Touch Loops X Rebecca Mardal
In this weeks blog we sit down with the unbelievable Rebecca Mardal, following the release of her new Touch Loops pack 'Songwriter Guitars'
When it comes to guitar, I think most of the tone comes from the player and the guitar, rather than plug ins and EQ.
Hi Rebecca! Tell us about yourself!
Hi! I'm a Swedish guitarist & producer, producing lofi and chill instrumental guitar music. I went to Liverpool University of Performing Arts where I mainly studied jazz/neo soul guitar, so there's a lot of that coming through in the way I write and produce.
How did you get into music? Has guitar always been your go-to instrument?
I've been playing guitar for 18 years now, but I think that the fact that I only played pop punk for the first 4 years set me back a bit, haha. All the guys in my town were playing AC/DC, so they could play solos when I was stuck in rhythmic rock chords. It was actually when I first watched Green Day's live DVD "Bullet in a Bible" I knew that's what I wanted to do, so I'll be forever thankful for that. I can't imagine what my life would've looked like if I hadn't picked up a guitar in the first place. I got my first guitar teacher at 15, and he forced me to play jazz. I'll be forever thankful for that as well!
Could you tell us about your gear? Is there anything in your studio you couldn't live without?
Coming from a jazz background, rather than a producer background, I'm really simple when it comes to studio set up. My only two must haves are my 'Fender Strat', for that glassy, crisp guitar tone, and my 'Epiphone Sheraton', for that jazzy, round, hollow-body guitar tone. I feel like those specific tones come from the guitar itself, and are almost impossible to fake in the DAW.
The tone you achieve is beautiful. How do you do it?! Any tips?
Again, it's pretty much only plug in and go for me. I'm really minimal when it comes to effects, so what you see is what you get! When it comes to guitar, I think most of the tone comes from the player and the guitar, rather than plug ins and EQing. That's why you can hear whenever a producer has hired a trained guitarist for their track, and I think that's important in order to make the track come to life.
You manage to fit so much personality and movement into the loops you create. How do you approach composing them versus writing for a full song?

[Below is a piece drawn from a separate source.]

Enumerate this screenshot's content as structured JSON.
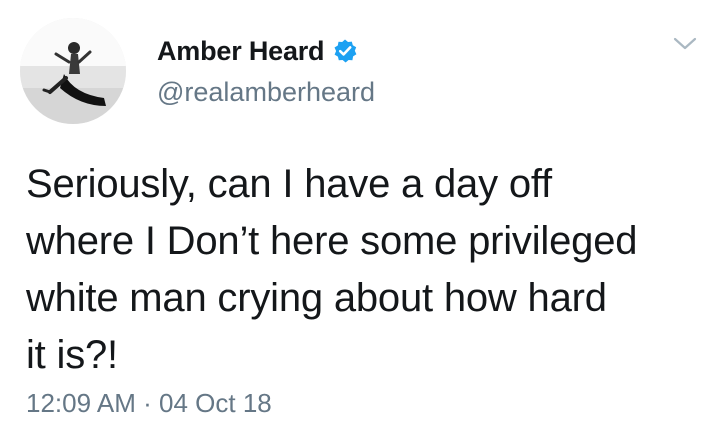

I absolutely love writing loops! I don't know how many unfinished songs I have on my hard drive. Writing loops is fun, because you get to experience that excitement when you first start writing a song over and over!
Moving away from the guitar a little, how did you get into the lo-fi and beats scene?
I saw this guy on YouTube, 'Myles Jaznowski', soloing over a HipHop beat, and I fell in love with the mix between the two! The first lo-fi track I heard featured a sample from the jazz standard "Misty", so the mix between jazz and beats were absolutely magical to me as well!
We noticed across your 2020/2021 releases you've worked with a range of labels and some self-releases. Do you think it's important to build those wider connections across labels when releasing tracks these days?
I think it's important to be involved in the scene, whatever genre you're into. In my experience, labels and producers in the lo-fi scene are some of the most welcoming. People love to collaborate, and I just love that.
How does Instagram affect your work, creativity, and approach to the music industry?
8. That's hard, because although I recognize that my relatively big following on instagram has given me a lot of opportunities, I've never really been into social media in that way. In Sweden we have an unwritten law that's sort of ingrained in all of us, the 'Law of Jante', that says that you should never think of yourself as better than anyone else and definitely not stand out from the crowd in any way. So me posting on social media feels a bit like "heeey this is me, look what I'm playing, look at me!" and has always been a bit of a struggle, and still is. I don't think that I'm better than any guitarist I see on the app, so why should I post? Who'd want to see that anyway? Why should I take up space on anyone's feed? Who do I think I am? At the same time, I absolutely love how easy it is to connect with people. I've met so many great musicians, and gotten to collaborate with so many great people, only by virtually meeting them through instagram. I love that I'm able to discuss guitar pick ups with someone halfway across the world, it blows my mind! I've started a challenge this year, where I post a short guitar solo every day, to force myself out of my comfort zone.
What's on the horizon for 2022?
An instrumental guitar EP! And a lot of fun collaborations with 'Dokkodo Sounds' and Hush Child to name a couple. Two great producers I never would've come into contact with if it hadn't been for instagram!
Rebecca's Pack: 'Songwriter Guitars' is available now!